**Task details**
Where a line of the records contains the word "letter", show that line.

☆ ☆ ☆

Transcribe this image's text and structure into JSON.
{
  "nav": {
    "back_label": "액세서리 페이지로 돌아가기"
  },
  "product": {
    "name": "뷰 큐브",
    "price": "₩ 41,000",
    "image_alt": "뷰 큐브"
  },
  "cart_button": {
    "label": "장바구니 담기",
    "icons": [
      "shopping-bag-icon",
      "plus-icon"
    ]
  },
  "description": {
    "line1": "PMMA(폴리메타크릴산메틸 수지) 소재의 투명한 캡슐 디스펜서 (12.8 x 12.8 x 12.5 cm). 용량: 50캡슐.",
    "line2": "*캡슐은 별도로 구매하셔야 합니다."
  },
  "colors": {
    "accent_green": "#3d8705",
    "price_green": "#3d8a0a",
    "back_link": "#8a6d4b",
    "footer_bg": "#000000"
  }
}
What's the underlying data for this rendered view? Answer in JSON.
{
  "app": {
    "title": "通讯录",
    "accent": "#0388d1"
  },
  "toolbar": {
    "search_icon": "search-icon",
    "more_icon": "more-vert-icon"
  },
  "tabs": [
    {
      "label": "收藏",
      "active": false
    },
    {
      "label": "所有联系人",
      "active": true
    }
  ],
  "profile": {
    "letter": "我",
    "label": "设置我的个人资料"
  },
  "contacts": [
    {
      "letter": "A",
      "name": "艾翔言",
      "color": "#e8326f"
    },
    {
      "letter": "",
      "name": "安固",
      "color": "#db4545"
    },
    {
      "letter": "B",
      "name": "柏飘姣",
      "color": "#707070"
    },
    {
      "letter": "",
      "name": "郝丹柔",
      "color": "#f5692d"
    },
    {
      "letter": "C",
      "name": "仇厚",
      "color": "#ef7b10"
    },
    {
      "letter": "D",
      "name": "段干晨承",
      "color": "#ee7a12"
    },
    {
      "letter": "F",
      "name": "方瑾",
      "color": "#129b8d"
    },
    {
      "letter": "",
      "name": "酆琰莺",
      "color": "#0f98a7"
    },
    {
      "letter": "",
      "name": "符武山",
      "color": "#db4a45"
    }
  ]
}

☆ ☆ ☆

**Response area**
    "letter": "我",
      "letter": "A",
      "letter": "",
      "letter": "B",
      "letter": "",
      "letter": "C",
      "letter": "D",
      "letter": "F",
      "letter": "",
      "letter": "",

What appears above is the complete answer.